That’s why school begins with the alphabet, followed by exercises in handwriting. Will people lose this storied and ancient ability all for the sake of one high-tech tablet? The thought is an arrogant one to say the least. This is why we think the next generation’s “paper” will require a pen to go with it. When using a pen at the computer, what sticks out most?
Verification of characters.
I feel that time spent waiting for confirmation of handwritten letters is time wasted. And no matter how much accuracy improves, I doubt it will be sufficient. This is because handwriting possesses its own unique flavor, capturing the emotions and thoughts of the writer.
Leonardo DaVinci excelled at mirror writing, which Richard Feynman invented his own unique symbols based on trigonometric functions.
This is true creativity. Creativity on a keyboard is an oxymoron.
Allow me to interject an idea. Why do we have to identify characters in the first place? For one, simply because they’re beautiful. If that’s all you’re after, use the keyboard that God gave you. The other is a far more important trademark feature: the ability to search. However, if search is your priority, there generally isn’t a need to perfectly recognize every character. I’m referring to recognizing writing not as letters but as an image, and searching for it as such. This means that even DaVinci’s mirror writing or Sumerian cuneiforms would be recognized in a search. And if you absolutely must have a clean hand written copy, that feature is included as well. But most people would use FOLIO just like a paper note, recognizing writing as images to save and search for. This recognition engine is quite efficient, allowing not merely reading and clean copies of characters but other helpful features.
For instance, drawing circles and squares.
Even if scrawled out roughly, the tablet makes them smooth and accurate. Computers are marvelous.
Of course Apple realized this same demo feature in 1993 with Newton. But here’s the difference. If you wish to draw a mind map, you can drag out a fresh note from inside this circle. It doesn’t merely recognize this shape as a circle, but gives it a whole new meaning. And not just that.Let’s draw a few parallel and horizontal lines. It recognizes this as a spreadsheet.Input numbers into the cells, and circle a few cells with your pen, and the total appears.It’s just like Excel’s SUM function, but without a keyboard. Clever listeners will realize that these few features solve most daily needs. And we’re patenting this design.

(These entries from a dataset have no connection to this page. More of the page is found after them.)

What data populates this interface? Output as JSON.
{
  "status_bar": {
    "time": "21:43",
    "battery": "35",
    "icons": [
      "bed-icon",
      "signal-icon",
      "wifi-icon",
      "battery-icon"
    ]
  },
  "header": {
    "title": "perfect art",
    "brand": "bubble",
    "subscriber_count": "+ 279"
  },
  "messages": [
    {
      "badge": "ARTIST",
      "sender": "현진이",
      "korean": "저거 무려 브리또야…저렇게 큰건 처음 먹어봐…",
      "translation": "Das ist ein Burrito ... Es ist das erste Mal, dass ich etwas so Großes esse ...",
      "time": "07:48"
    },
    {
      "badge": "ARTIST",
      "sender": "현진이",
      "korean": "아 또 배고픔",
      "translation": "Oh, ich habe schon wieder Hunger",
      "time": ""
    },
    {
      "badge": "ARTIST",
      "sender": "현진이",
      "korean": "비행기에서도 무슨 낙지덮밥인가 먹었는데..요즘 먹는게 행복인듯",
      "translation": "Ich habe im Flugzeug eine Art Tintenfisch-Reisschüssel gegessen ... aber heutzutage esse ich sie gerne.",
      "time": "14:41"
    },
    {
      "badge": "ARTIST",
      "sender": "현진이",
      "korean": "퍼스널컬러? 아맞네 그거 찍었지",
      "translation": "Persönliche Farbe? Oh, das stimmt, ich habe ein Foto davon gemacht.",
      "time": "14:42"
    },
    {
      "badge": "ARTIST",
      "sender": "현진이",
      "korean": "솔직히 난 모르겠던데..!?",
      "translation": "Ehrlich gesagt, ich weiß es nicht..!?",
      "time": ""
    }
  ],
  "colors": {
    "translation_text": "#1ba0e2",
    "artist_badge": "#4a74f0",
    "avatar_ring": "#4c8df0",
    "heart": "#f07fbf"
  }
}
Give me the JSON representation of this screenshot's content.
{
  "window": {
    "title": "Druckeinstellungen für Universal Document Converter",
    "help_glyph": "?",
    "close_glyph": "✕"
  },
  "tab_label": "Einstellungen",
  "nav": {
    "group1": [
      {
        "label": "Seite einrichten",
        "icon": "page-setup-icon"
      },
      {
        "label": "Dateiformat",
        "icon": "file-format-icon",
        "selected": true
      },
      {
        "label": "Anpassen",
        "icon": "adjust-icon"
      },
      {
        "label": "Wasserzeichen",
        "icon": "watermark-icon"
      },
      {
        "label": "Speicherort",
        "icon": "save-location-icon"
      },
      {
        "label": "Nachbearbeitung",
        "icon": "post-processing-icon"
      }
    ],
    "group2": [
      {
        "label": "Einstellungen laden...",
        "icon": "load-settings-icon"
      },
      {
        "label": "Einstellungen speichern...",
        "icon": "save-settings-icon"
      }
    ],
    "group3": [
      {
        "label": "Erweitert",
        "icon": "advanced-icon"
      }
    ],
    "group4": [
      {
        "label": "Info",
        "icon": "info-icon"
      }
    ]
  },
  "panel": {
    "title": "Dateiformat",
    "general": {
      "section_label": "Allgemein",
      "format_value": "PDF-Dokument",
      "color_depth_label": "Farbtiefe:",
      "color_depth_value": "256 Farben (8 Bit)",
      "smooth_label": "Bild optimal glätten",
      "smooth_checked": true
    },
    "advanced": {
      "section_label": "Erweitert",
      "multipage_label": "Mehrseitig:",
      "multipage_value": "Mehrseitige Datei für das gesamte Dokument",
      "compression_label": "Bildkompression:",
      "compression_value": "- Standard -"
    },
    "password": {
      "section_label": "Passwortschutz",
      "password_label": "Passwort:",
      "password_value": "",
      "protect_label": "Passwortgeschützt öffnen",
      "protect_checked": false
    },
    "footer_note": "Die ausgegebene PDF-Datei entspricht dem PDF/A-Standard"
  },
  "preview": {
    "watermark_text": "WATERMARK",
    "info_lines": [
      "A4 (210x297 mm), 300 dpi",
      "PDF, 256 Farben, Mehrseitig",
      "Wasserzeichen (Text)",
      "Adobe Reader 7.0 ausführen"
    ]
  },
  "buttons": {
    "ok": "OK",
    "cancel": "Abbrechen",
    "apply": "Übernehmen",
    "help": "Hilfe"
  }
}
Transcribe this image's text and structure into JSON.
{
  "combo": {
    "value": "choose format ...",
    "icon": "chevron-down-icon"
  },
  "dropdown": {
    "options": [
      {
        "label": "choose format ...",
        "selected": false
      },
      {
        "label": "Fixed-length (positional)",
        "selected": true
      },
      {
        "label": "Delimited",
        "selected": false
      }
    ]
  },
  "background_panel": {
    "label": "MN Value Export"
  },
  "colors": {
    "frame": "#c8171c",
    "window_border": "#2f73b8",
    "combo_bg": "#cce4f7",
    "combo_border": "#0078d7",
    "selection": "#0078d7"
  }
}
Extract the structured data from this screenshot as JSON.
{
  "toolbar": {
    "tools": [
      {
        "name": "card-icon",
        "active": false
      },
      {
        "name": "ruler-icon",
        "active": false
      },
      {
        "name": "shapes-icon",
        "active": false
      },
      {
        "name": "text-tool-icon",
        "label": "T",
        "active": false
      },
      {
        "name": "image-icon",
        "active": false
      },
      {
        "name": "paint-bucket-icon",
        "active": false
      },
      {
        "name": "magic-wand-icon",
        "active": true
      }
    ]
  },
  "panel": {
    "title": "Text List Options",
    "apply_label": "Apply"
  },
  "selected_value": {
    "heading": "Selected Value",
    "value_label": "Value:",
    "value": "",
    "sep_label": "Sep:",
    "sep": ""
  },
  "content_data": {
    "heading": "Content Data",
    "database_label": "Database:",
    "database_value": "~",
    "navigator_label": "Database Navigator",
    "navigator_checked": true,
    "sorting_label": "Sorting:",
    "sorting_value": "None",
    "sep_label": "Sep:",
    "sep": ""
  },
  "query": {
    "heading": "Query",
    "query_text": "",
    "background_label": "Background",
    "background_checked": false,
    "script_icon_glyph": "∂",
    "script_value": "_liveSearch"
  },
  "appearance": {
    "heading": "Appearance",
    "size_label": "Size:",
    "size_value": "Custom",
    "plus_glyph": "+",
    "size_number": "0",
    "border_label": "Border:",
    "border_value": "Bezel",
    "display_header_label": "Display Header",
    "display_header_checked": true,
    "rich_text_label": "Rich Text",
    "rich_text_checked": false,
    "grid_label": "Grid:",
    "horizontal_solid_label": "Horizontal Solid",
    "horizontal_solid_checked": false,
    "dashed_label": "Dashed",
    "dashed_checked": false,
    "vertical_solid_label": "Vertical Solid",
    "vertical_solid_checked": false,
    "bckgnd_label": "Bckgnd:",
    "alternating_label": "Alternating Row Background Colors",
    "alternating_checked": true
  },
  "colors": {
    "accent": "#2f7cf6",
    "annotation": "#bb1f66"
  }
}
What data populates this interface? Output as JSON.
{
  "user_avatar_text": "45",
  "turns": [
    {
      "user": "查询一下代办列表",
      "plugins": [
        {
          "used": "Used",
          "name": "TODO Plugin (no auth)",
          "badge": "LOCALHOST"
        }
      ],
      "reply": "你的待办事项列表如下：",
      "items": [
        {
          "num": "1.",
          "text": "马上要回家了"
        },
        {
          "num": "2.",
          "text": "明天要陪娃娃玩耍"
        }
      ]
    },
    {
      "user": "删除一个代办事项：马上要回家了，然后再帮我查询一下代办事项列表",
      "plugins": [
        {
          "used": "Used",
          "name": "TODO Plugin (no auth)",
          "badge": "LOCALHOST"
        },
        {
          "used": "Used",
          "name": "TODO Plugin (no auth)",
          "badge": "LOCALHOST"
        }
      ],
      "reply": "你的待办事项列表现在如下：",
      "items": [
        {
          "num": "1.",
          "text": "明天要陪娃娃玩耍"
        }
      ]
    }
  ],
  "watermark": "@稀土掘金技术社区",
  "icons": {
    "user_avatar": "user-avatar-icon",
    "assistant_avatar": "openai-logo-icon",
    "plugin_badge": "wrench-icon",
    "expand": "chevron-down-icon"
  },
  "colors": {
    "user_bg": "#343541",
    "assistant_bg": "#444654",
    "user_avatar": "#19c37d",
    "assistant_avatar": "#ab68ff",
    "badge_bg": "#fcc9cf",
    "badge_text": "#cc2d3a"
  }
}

Still, paper notes are splendid creations.Consider this Moleskine. This Italian notepad was used by Chatwin, Picasso, Van Gogh, Hemingway, and even Indiana Jones’ father Henry Jones, Sr. This is truly the tool of great authors. Paper notepads are splendid not just because of their ease of use and portability. You can paste pictures and maps in the pages, add memos, and insert your own creativity. This FOLIO prototype features these same features.21st century creators can open a virtual map and cut and paste a selection of their choice. They can then write notes and pictures on the map to their liking. Web pages are the same. Cut a selection from a web page with the cutter. Then paste it to a note and use it freely.
This FOLIO is just a prototype, but we have plans to introduce them experimentally into the market this spring. Currently, NEC has provided the hardware, while we supplied the software and concept. Although we are still far from perfection, we believe that the ultimate shape of tablets lies in two screens. We are proud to dually present this concept with NEC. Both the hardware and software will be subject to further refinement.We hope to eventually widen our offerings to S, M, and L form factors, as well as full sized computerized blackboards and desks.
Thank you for listening.”
Stay tuned for more updates about Zeptopad FOLIO!